Proposed solutions Edit

In order to resolve these issues, we are looking for a scripting solution that will replace our current template system. Options:

  1. Scribunto (development)
  2. Lua (implemented)
  3. WikiScripts (implemented) -- Archived - The development was abandoned in favour of the Scribunto extension. BillKing (talk) 02:02, 13 June 2013 (UTC)Reply[reply]
  4. Probably some JavaScript backend (Node.JS)

Objectives Edit

What do we want from the scripting system:
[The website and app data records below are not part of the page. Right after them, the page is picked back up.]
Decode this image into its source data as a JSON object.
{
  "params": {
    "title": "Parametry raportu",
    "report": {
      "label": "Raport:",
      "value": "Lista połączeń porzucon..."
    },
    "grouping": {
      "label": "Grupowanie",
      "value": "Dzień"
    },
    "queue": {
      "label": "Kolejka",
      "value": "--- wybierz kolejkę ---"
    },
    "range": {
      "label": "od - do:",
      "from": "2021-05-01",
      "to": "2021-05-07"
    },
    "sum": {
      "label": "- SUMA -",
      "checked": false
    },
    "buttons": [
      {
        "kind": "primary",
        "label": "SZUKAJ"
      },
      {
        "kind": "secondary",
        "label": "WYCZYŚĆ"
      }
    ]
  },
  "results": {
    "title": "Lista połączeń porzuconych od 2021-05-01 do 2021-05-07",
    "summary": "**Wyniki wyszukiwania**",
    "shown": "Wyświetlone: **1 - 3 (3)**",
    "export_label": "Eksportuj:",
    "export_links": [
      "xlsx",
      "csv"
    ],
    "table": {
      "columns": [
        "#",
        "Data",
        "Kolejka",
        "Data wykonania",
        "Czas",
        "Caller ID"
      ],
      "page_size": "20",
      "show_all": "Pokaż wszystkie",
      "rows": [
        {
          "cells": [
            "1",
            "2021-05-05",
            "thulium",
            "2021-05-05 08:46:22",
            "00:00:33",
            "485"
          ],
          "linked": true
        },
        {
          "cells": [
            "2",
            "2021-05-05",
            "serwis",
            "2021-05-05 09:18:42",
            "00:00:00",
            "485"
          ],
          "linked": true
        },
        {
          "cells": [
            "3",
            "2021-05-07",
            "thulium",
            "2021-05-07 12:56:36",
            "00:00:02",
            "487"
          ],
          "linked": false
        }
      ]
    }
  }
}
  1. Performance. The current headliner of the profiling is PPFrame_DOM::expand. The scripting solution must allow us to render pages like en:Barack Obama in much less time than 40 seconds.
  2. Portability. Parser functions are currently the most popular MediaWiki extension and our templates are reused all around the world. If we choose the solution that would require users to have something unportable (for example, do not support Windows or require PHP extension most hostings do not have), that may have serious negative impact on our vision.
    • This imposes restriction on dual-implementation of the scripts. If we have solution A (in PHP) and solution B (faster version in C used on WMF), they must implement equal features, not a subset. If you have certain features in implementation B and do not have those features in implementation A, the users of B will soon start using those non-compliant features and their code will become non-reusable for the users of A.
  3. Sandboxing. Users must not be allowed to abuse the server resources using the scripting language. The solution must be protected from DoS attacks and security exploits.
    Determinism. The same script with the same engine configuration must always produce the same result. Two backends must always produce the same result (see portability note above).
    • When combined with portability requirement, this also shows why things like CPU limit are bad for sandboxing. CPU time on different machines would be different.
    • I don't think I agree with this. Using CPU limits will allow scripts to become more complex and do more useful things as the system which executes them improves. And CPU limits are more closely related to the actual server costs than any deterministic proxy. The negative effects of having a script succeed on one server and fail on another can be mitigated in other ways, such as by having a "warning" limit, where an attempt to save a page is rejected and an error message is displayed to the user, and a hard limit, where the render is aborted regardless of the calling context. -- Tim Starling 04:10, 6 September 2011 (UTC)Reply[reply]
      Agreed. Striking this out. vvvt 20:53, 29 January 2012 (UTC)Reply[reply]
  4. Extensibility. We would need to insert our own functions into that language to allow users interact more easily with MediaWiki.
  5. Isolation. No template should be able to affect the execution of any other template except by transcluding another template and passing arguments into it. Due to fact that each template is stored on a separate page, such non-local effects would be difficult to debug.
    • It's not clear to me whether this is a useful goal. Extension:Lua makes a feature out of its lack of isolation, allowing variables to be defined by one template and then used by another template. It's true that this behaviour does have some negative consequences, such as exposing the empty expansion cache to the user. -- Tim Starling 04:10, 6 September 2011 (UTC)Reply[reply]
      Those variables are essentially globals, and it would be a pain to control how they get defined, where, as well as to detect all possible name collisions and double-transclusions of the same template. I do not think that forcing users to insert C-style header safeguards in the "library" templates is good idea. IMO we should force users to write modules on separate pages (like CommonJS), it is safer and allows to apply code editor and highlight vvvt 08:26, 9 September 2011 (UTC)Reply[reply]
  6. Usability. Ease of use, learning time, as well as presence of syntax highlighting and code editor.